Global Oil Prices Drop Following Saudi Cuts, China Imports Slowdown
Oil prices fell by more than 1% on Monday after touching their lowest points since July as Saudi Arabia made the most profound monthly price cuts for supply to Asia in five months and hopes about demand recovery faded amidst the corona virus pandemic.
Brent crude was at $41.99 a barrel, down 67 cents or 1.57% by 11:28 at West Africa Time, after earlier sliding to $41.51, the lowest since July 30.
U.S. West Texas Intermediate crude slid by 70 cents, or 1.76%, to $39.07 a barrel after earlier dropping to $38.55, the lowest since July 10.
On the previous session on Friday, Bonny Light, Nigeria’s premium oil grade, shed 60 cents or 1.43% to $41.40 per barrel. Qua Iboe, another key national grade, slipped by $1.72 or 3.93% to $42.09.
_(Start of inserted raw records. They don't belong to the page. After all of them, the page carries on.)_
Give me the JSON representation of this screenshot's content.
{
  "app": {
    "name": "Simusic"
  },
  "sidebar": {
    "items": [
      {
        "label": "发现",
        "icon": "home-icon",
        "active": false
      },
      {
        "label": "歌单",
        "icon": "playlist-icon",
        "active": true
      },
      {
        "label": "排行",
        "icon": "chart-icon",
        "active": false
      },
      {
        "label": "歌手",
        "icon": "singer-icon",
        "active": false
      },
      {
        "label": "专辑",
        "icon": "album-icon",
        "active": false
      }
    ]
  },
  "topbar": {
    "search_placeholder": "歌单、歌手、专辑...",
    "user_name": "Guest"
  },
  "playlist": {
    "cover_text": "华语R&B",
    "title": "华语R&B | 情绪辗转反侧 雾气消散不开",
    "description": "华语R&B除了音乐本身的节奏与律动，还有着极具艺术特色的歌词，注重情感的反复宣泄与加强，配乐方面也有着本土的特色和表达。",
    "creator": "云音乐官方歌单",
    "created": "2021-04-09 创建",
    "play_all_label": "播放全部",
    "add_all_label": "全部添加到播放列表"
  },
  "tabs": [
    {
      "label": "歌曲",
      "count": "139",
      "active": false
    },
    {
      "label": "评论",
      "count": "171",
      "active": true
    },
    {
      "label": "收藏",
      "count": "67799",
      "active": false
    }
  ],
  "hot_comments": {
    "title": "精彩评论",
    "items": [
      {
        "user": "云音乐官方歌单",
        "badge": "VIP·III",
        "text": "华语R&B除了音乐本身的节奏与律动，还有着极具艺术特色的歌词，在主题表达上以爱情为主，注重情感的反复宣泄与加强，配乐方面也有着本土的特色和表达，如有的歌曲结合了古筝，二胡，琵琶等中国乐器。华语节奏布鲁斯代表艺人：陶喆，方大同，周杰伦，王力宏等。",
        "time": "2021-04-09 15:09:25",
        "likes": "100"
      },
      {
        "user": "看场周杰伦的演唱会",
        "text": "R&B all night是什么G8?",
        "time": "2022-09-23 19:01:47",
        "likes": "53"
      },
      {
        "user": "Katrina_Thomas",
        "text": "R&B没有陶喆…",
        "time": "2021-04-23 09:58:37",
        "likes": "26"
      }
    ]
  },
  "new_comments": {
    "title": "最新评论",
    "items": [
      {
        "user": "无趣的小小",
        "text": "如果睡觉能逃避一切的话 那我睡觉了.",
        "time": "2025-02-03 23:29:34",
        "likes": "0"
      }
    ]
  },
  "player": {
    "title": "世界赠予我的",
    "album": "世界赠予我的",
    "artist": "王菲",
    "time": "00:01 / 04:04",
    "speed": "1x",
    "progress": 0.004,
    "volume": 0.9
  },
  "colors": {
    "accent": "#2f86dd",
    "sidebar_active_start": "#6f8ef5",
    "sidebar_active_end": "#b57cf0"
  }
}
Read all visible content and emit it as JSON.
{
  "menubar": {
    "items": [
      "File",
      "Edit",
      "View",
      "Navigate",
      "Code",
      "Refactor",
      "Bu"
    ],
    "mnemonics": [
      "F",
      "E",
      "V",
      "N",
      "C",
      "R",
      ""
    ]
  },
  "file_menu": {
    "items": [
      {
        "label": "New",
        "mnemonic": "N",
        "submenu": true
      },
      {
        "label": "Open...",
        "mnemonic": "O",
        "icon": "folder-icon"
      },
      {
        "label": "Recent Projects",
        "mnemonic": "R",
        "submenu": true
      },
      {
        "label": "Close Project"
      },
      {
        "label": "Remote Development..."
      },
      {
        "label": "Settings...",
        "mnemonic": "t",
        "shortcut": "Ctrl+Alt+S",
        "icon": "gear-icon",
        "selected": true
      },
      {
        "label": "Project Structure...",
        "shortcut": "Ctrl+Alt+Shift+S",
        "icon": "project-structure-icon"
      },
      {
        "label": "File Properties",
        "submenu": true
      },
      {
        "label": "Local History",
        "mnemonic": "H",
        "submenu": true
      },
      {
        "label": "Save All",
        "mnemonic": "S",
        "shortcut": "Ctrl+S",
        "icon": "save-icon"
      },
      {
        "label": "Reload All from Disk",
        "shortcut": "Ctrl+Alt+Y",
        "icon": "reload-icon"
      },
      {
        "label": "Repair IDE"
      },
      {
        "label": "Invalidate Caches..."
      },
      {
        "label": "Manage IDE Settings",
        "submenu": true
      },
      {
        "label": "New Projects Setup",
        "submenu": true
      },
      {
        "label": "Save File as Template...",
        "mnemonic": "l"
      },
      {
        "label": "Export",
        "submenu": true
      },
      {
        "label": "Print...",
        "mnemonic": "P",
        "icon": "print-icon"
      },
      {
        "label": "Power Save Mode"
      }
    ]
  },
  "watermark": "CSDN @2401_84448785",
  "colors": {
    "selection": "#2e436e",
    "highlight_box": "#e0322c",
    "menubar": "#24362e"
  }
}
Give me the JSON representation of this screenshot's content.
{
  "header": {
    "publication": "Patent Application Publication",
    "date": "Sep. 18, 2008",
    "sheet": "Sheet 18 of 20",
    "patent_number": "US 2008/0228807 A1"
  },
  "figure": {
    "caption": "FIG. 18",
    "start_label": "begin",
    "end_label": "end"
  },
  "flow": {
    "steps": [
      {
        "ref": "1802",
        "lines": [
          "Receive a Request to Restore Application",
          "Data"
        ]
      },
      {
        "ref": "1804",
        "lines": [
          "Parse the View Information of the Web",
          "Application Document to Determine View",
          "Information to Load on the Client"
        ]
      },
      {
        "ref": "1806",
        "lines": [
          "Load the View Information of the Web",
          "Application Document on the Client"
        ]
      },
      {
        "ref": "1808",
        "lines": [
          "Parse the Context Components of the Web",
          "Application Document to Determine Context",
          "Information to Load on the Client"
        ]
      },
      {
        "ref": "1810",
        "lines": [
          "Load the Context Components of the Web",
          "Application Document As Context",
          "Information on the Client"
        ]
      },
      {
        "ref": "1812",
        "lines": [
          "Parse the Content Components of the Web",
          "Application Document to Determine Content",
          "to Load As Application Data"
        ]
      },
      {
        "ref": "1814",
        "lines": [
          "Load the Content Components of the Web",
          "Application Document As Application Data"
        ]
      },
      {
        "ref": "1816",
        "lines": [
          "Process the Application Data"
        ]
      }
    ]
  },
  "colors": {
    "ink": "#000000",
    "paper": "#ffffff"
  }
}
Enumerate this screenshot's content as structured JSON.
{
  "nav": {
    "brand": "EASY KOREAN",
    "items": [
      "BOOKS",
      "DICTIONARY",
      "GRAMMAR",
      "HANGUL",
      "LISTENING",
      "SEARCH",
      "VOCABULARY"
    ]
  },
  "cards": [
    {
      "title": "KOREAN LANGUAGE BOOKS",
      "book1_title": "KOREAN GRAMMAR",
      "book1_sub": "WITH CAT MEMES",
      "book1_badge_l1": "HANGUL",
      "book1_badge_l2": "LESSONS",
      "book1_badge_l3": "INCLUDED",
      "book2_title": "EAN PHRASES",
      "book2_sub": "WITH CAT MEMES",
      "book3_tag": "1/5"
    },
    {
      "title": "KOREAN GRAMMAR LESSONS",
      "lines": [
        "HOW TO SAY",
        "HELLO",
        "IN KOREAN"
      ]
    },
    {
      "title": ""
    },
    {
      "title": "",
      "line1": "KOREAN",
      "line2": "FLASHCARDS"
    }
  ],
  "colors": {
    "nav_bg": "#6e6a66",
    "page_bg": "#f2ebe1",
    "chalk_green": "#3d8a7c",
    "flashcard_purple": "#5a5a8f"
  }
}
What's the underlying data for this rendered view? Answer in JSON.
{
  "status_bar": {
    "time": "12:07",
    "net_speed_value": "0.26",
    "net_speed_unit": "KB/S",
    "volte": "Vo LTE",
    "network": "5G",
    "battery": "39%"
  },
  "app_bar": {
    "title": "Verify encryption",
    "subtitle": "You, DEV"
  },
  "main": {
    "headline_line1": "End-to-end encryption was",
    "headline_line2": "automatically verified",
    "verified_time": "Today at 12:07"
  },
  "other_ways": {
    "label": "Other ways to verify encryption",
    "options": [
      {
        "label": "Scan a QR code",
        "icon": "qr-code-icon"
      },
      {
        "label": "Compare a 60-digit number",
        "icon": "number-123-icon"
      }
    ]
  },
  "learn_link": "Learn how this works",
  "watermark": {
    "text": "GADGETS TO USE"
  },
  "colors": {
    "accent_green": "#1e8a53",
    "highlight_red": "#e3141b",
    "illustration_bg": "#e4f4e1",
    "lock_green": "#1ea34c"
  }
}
The world remain saturated with crude and fuel in spite of the output cuts by the Organisation of the Petroleum Exporting Countries (OPEC) and its allies, known as OPEC+, government’s moves to boost the global economy and oil demand.
Refiners have reduced their fuel output as a result, prompting oil producers such as Saudi Arabia to slash prices in a bid to offset the falling crude demand.
“Sentiment has turned sour and there might be some selling pressure ahead,” Howie Lee, an economist at Singapore’s OCBC bank said.
The Labour Day holiday on Monday signals the traditional end of the peak summer demand season in the U.S. and that renewed investors’ attention on the present abysmal fuel demand in the world’s biggest oil user.
China, the world’s biggest oil importer which has been helping prices with record purchases, slowed its import in August and ramped up its products exports, according to customs data on Monday.
“There are so many uncertainties with regard to the Chinese economy and their relationship with key industrialized countries, with the U.S. and these days, even Europe. It’s not such an optimistic situation – that casts some shadow over the growth outlook,” Keisuke Sadamori, director for energy markets and security at the International Energy Agency told Reuters.
Saudi Arabia, the world’s top oil exporter, slashed the October official selling price for Arab Light crude it sells to Asia by the most since May, reflecting demand remains weak. Asia is Saudi’s biggest market by region.
The OPEC+ group reduced production to 7.7 million barrels per day in August after the global oil prices rose from historic lows triggered by the pandemic cutting fuel demand. Oil is also strained as United States companies increased their drilling for new supply following the recent recovery in oil prices.
Last week, U.S. energy firms added oil and natural gas rings for the second time in three weeks, report by Baker Hughes Co on Friday.
By Chibisi Ohakah, Abuja